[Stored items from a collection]
'''

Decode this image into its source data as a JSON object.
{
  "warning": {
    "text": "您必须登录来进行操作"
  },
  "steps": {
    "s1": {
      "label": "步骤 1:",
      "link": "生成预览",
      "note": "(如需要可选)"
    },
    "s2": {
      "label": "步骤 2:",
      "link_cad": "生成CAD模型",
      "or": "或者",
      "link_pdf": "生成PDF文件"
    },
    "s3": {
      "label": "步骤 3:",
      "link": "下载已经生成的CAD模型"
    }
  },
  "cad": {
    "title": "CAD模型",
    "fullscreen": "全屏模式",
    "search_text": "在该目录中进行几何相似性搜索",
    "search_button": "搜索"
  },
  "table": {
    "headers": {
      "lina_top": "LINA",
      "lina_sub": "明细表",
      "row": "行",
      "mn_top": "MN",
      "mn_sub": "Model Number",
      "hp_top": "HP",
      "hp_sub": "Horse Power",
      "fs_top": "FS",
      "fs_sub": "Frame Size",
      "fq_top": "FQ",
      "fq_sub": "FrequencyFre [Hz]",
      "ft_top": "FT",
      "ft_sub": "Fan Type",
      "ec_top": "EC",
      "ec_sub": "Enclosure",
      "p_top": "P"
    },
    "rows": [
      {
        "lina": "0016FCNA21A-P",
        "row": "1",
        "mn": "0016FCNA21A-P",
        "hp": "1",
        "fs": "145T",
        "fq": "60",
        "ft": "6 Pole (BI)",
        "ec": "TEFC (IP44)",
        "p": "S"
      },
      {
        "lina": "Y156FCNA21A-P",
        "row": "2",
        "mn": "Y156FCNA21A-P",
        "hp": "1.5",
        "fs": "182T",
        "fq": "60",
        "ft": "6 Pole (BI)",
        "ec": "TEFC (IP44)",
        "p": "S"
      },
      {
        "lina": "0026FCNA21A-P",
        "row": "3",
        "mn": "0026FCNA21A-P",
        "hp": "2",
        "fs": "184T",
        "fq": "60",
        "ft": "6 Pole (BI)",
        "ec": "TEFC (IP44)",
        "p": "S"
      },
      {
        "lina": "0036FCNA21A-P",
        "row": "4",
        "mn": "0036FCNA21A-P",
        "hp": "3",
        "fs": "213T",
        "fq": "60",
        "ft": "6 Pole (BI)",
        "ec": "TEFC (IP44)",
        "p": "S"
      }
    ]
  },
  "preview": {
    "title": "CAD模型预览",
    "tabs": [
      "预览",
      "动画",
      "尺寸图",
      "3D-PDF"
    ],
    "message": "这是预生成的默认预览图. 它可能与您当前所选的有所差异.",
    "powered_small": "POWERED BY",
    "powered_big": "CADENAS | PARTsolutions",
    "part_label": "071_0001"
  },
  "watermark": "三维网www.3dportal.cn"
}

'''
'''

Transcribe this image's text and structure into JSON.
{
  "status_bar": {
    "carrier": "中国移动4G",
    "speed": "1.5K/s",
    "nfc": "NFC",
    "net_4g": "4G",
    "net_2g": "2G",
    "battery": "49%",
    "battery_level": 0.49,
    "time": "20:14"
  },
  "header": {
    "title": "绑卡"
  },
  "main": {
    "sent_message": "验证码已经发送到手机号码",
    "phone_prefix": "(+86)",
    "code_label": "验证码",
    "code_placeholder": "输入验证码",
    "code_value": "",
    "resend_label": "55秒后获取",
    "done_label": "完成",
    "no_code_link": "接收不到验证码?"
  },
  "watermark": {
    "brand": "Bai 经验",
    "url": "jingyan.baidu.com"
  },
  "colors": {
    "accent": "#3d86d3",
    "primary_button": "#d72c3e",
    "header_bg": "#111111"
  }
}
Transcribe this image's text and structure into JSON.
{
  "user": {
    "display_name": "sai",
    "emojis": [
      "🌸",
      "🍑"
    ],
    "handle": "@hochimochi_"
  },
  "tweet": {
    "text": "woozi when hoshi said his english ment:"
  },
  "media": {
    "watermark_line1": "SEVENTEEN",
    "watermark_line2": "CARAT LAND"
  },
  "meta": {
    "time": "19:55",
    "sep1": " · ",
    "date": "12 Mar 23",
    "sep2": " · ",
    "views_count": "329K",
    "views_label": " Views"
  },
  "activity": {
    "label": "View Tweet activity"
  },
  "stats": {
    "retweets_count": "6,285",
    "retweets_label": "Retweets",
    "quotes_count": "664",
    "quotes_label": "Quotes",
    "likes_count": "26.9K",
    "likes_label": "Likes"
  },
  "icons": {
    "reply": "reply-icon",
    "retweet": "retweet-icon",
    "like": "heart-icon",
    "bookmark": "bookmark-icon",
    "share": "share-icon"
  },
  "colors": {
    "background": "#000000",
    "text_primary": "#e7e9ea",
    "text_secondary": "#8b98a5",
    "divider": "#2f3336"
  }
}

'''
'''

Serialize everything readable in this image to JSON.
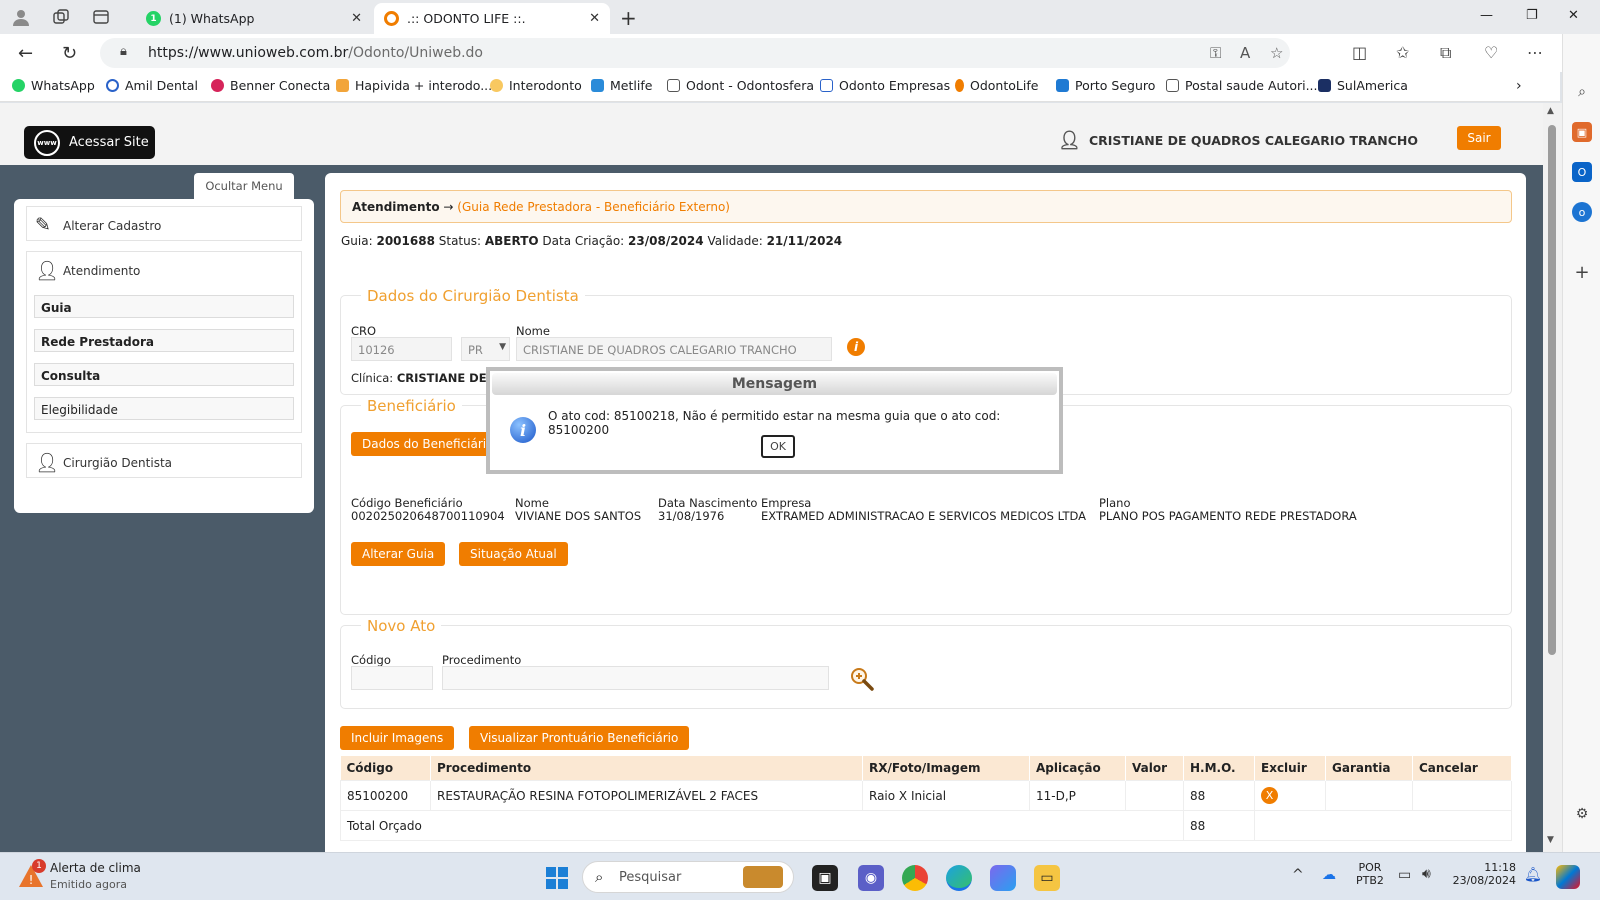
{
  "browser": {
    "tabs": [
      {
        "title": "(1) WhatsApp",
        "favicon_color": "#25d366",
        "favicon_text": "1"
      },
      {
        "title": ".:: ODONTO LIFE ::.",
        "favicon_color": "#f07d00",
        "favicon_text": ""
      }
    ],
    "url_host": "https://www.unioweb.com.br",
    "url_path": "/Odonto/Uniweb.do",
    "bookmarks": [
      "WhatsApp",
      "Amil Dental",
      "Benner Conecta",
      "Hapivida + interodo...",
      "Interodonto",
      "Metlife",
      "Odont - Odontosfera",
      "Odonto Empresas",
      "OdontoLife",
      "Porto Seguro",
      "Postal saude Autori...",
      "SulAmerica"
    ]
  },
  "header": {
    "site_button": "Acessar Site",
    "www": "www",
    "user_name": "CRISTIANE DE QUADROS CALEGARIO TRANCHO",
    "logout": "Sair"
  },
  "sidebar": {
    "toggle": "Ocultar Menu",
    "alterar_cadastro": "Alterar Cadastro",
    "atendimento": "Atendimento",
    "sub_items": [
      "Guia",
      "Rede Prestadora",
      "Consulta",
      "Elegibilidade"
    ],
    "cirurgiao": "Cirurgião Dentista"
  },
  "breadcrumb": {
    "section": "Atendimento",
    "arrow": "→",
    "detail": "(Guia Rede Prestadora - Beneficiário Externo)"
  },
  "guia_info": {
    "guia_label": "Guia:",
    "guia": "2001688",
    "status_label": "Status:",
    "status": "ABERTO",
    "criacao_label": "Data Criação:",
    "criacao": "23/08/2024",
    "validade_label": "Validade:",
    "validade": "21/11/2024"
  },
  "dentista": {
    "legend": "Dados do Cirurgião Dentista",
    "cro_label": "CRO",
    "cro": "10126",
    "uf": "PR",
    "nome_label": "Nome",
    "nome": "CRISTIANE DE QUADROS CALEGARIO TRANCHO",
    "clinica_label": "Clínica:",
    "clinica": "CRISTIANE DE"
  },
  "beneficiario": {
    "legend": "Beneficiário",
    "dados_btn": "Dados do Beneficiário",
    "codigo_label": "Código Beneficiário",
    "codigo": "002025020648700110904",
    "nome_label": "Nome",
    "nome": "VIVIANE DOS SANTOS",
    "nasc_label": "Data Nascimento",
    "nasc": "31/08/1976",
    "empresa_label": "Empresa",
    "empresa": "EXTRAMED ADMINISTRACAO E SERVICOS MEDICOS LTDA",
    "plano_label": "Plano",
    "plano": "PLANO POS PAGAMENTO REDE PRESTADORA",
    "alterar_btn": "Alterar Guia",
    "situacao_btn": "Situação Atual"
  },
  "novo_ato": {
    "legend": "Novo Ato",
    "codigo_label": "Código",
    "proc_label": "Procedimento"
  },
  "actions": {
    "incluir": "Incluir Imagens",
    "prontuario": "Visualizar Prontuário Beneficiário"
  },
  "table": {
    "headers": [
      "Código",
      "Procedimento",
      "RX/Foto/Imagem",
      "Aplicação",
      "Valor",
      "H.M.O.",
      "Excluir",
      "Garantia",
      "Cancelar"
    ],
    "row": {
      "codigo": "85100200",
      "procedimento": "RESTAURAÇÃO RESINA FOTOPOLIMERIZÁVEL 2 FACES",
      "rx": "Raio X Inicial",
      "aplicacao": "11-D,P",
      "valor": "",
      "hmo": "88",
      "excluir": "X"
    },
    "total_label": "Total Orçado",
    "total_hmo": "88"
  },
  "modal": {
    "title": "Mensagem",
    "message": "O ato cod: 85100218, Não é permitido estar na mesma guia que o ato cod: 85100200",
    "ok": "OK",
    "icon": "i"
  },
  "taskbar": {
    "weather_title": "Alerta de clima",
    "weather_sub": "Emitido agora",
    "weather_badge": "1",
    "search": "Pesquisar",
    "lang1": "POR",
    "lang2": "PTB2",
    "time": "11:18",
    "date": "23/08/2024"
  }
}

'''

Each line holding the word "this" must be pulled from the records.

__EXERCISE OUTPUT__:
Decode this image into its source data as a JSON object.
Transcribe this image's text and structure into JSON.
Transcribe this image's text and structure into JSON.
Serialize everything readable in this image to JSON.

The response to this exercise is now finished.